As we all know, interfaces be them for desktop applications or for web applications are hard to get right and usually get bogged down with validation and business code that we know shouldn’t be there but it is so convenient that we always end up succumbing to the temptation. This eventually escalates and we end up with very long test plans because there isn’t any sane way of unit testing the code that is behind the web pages or windows forms.

The point of Presenter First is to move as much code as possible out of the UI and into classes that can be unit tested.

Here is an annotated bibliography:

The Humble Dialog Box by Michael Feathers

Start here! This short article/tutorial inspired the creators of Presenter First and it puts you in the right mindset for understanding the concepts presented later.


Presenter First: Organizing Complex GUI Applications for Test-Driven Development

This is the seminal article with an in-depth explanation of the process using Ruby. Note that this is all language agnostic and applies to C#, Perl, VB, etc.


Brian Marick’s Presenter First wireframe demo (quicktime movie)

Interesting screencast and take on the method. Very easy to follow but you need to install Quicktime.


Three part video interview with the guys from Atomic Object

Ron Jacobs from http://www.arcast.tv/ interviews Atomic Object’s developers in a very long but very interesting discussion about systems architecture and Presenter First.


Home page of Presenter First

More links and sample code. Especially the primer in c#: http://atomicobject.com/files/Puzzle.zip



Other MVP articles

Model View Presenter using Dependency Injection and Threading support

A series of articles about MVP in Codeproject

A complete series on how to apply this family of patterns to UI design using Winforms. Recommended.
The link is very long so click here

Final Words

This article should have appeared before the series that I am developing about Presenter First but somehow got left for later. The series contains so far two articles:

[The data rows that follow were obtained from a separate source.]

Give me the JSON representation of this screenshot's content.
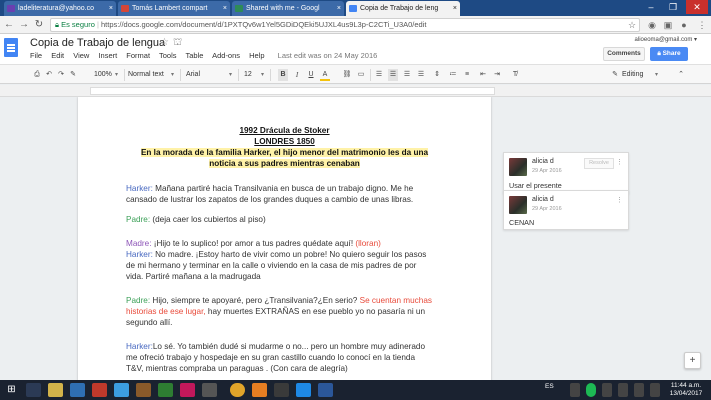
{
  "browser": {
    "tabs": [
      {
        "label": "ladeliteratura@yahoo.co",
        "color": "#6a3fb0"
      },
      {
        "label": "Tomás Lambert compart",
        "color": "#d44638"
      },
      {
        "label": "Shared with me - Googl",
        "color": "#2e8b57"
      },
      {
        "label": "Copia de Trabajo de leng",
        "color": "#4285f4"
      }
    ],
    "secure_label": "Es seguro",
    "url": "https://docs.google.com/document/d/1PXTQv6w1Yel5GDiDQEki5UJXL4us9L3p-C2CTi_U3A0/edit"
  },
  "docs": {
    "title": "Copia de Trabajo de lengua",
    "menu": [
      "File",
      "Edit",
      "View",
      "Insert",
      "Format",
      "Tools",
      "Table",
      "Add-ons",
      "Help"
    ],
    "last_edit": "Last edit was on 24 May 2016",
    "account_email": "alioeoma@gmail.com ▾",
    "comments_label": "Comments",
    "share_label": "Share"
  },
  "toolbar": {
    "zoom": "100%",
    "style": "Normal text",
    "font": "Arial",
    "size": "12",
    "mode": "Editing"
  },
  "document": {
    "heading1": "1992 Drácula de Stoker",
    "heading2": "LONDRES 1850",
    "heading3a": "En la morada de la familia Harker, el hijo menor del matrimonio les da una",
    "heading3b": "noticia a sus padres mientras cenaban",
    "p1_speaker": "Harker:",
    "p1_l1": " Mañana partiré hacia Transilvania en busca de un trabajo digno. Me he",
    "p1_l2": "cansado de lustrar los zapatos de los grandes duques a cambio de unas libras.",
    "p2_speaker": "Padre:",
    "p2_text": " (deja caer los cubiertos al piso)",
    "p3_speaker": "Madre:",
    "p3_text": " ¡Hijo te lo suplico! por amor a tus padres quédate aquí! ",
    "p3_red": "(lloran)",
    "p4_speaker": "Harker:",
    "p4_l1": " No madre. ¡Estoy harto de vivir como un pobre! No quiero seguir los pasos",
    "p4_l2": "de mi hermano y terminar en la calle o viviendo en la casa de mis padres de por",
    "p4_l3": "vida. Partiré mañana a la madrugada",
    "p5_speaker": "Padre:",
    "p5_l1a": " Hijo, siempre te apoyaré, pero ¿Transilvania?¿En serio? ",
    "p5_l1b": "Se cuentan muchas",
    "p5_l2a": "historias de ese lugar,",
    "p5_l2b": " hay  muertes EXTRAÑAS en ese pueblo yo no pasaría ni un",
    "p5_l3": "segundo allí.",
    "p6_speaker": "Harker:",
    "p6_l1": "Lo sé. Yo también dudé si mudarme o no... pero un hombre muy adinerado",
    "p6_l2": "me ofreció trabajo y hospedaje en su gran castillo cuando lo conocí en la tienda",
    "p6_l3": "T&V, mientras compraba un paraguas . (Con cara de alegría)"
  },
  "comments": [
    {
      "author": "alicia d",
      "date": "29 Apr 2016",
      "resolve": "Resolve",
      "text": "Usar el presente"
    },
    {
      "author": "alicia d",
      "date": "29 Apr 2016",
      "text": "CENAN"
    }
  ],
  "taskbar": {
    "lang": "ES",
    "time": "11:44 a.m.",
    "date": "13/04/2017"
  }
}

There are more to come soon. I intend to finish the VB6 saga with a third part and then start a new series about Presenter First and .NET.